There’s something I have been mulling over since Tasha Fierce wrote ‘But You Have Such A Pretty Face‘ in response to the pushback she was getting at Bitch Magazine. Before I delve into what I’ve been mulling over, a brief thumbnail, for those who haven’t been following ‘Size Matters,’ Tasha’s blog at Bitch (if you’re not following it, you should be). ‘Size Matters’ is an examination of the role of fat bodies in pop culture, and what Tasha discovered almost immediately when she started posting was that readers were very resistant to the idea of discussing fat, using the word ‘fat,’ and talking about fat identities. I wrote about it myself in my own series, ‘Push(back) at the Intersections.’
Tasha responded to the furor in her comments with a post laying out some basic information about fat acceptance, saying ‘there seems to be a basic lack of understanding of fat acceptance among many readers here.’ Predictably, comments on that became equally filled with problematic statements as people wrestled with the idea that some people are not only fat, they’re perfectly fine with it, and not only that, they want to talk about it!
Tasha’s post made me ponder the role of ignorance in pushback. It’s pretty common to see people pushing back viciously against unfamiliar ideas, and one could certainly argue that this is rooted in ignorance, even when those ideas are presented in an informative, 101, educational way designed to make people more familiar with those ideas. Pushback becomes even worse when content starts happening at a higher level, with people assuming that readers have done their research and they are familiar with the topic at hand and ready to start engaging on a more meaningful level with the work at hand, while some readers, even knowing it’s advanced content, feel a need to voice their opinions anyhow.
But is ignorance really solely at fault? Because I see a lot of educating happening, and people don’t seem to respond to that education by changing. I am wondering if unfamiliarity (not necessarily the same thing as ignorance) and time are more important factors. For example, when I was first introduced to the concept of fat acceptance, I thought it was a ludicrous idea. Fat people were disgusting and unhealthy and everyone knew that. I read a lot of 101 content and was very thoroughly educated, but still unfamiliar, and I still pushed back, hard, on the concept. Fortunately, being naturally shy and hating comments sections and conflicts, that pushback all happened internally, rather than being directed at people.
It wasn’t until time passed, time without being pressured to think a particular way, that I started coming around to the idea of size acceptance. It wasn’t education that I needed, although education certainly helped, it was the seed of an idea and the time to let that seed grow. I saw the same process unfold with other aspects of my introduction to social justice. Once I’d had time, then I got interested, and then I actively sought out more education and more advanced material and then, slowly, started putting out my own tenterhooks and engaging with it in public spaces.
It is a scary thing, when you realise that everything you have thought all this time is actually fundamentally wrong, and you start reading people picking apart the foundations of that thinking.
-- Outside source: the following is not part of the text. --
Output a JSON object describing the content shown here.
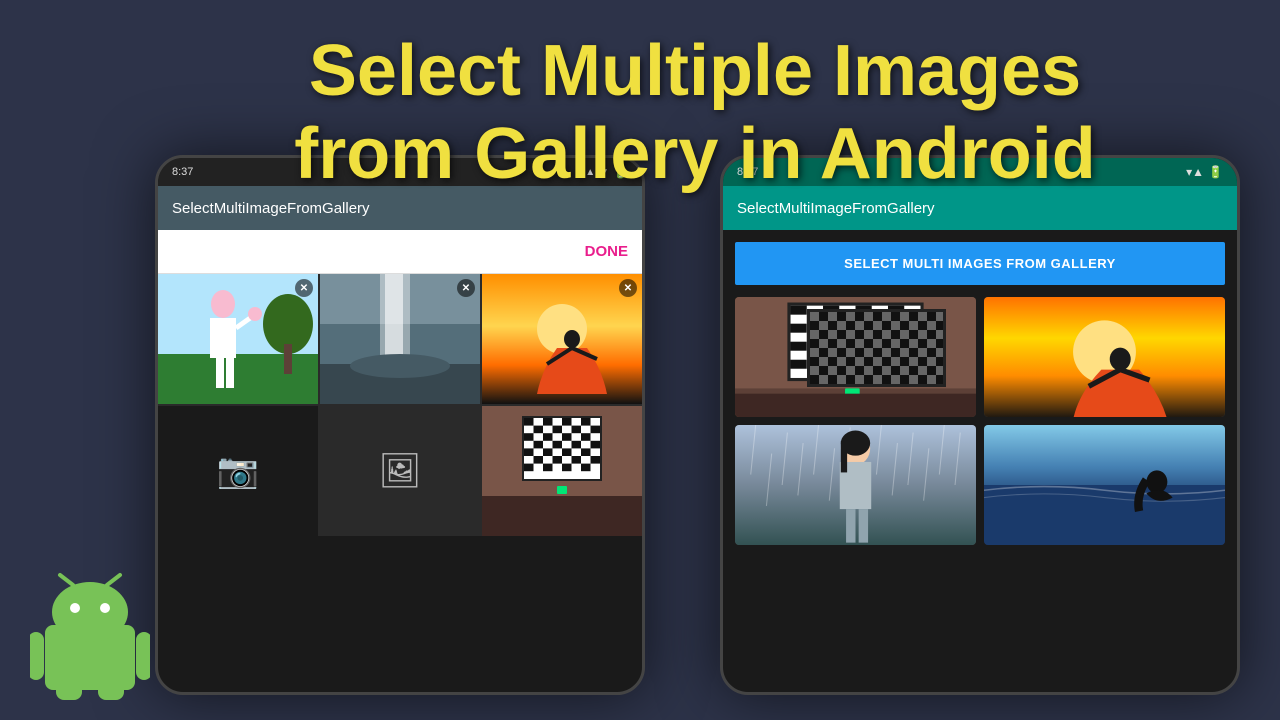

It’s pretty natural to want to push that away and shut it down rather than dealing with it; people who are willing to overcome that initial visceral response and start engaging are actually relatively rare.
Is it ignorance, or is it neophobia?
These are two different things and it is important to tease out the differences here. Many people can be educated about a topic, but still be new to it. They can find it frightening. The seed is planted and something is growing but it’s fragile and a frost can nip it right in the bud. With time, however, the approach to complicated discussions isn’t rooted in that initial fear, and starts to be rooted in not just knowledge, but familiarity.
It’s not enough to read up and get educated on a topic. It’s also necessary to get inside it, as much as that is possible to do. To ponder it. To read opposing and contradictory theory. To become, in a word, familiar. You may never become comfortable with a topic, but it can become something you know. It’s the difference between driving down a curvy road you know and driving on a road you’ve never seen before.
Pushback, I think, can come from two places. One is pure and simple bigotry. Some people, no matter how long they read up about something, no matter how much time they spend thinking about it, no matter how much energy they invest in understanding it, will still, ultimately, be bigots. This is unfortunate, but it’s true, and it’s good to recognise it, because we shouldn’t be wasting our energies trying to engage with bigots.
That other place, though, is the unfamiliar place. Neophobia is a very common human response, and it’s not at all peculiar. It’s rooted in who we are because what is new and unknown might just be the thing that kills us. If people can stick it out through the neophobia, can push through that, can familiarise themselves with what they are encountering so that, even if it’s scary, it’s still a known quantity, they can experience a shift in the way they think and interact with the world.
That said, I do wish that neophobia was explored more in private and less in public. While I understand the origins of this form of pushback, it’s still quite boring and extremely irritating to see playing out over and over again as people are introduced to new concepts and move through the various stages they need to go through to come to grips with it. Believe me, people, everything does not have to processed in public. Really.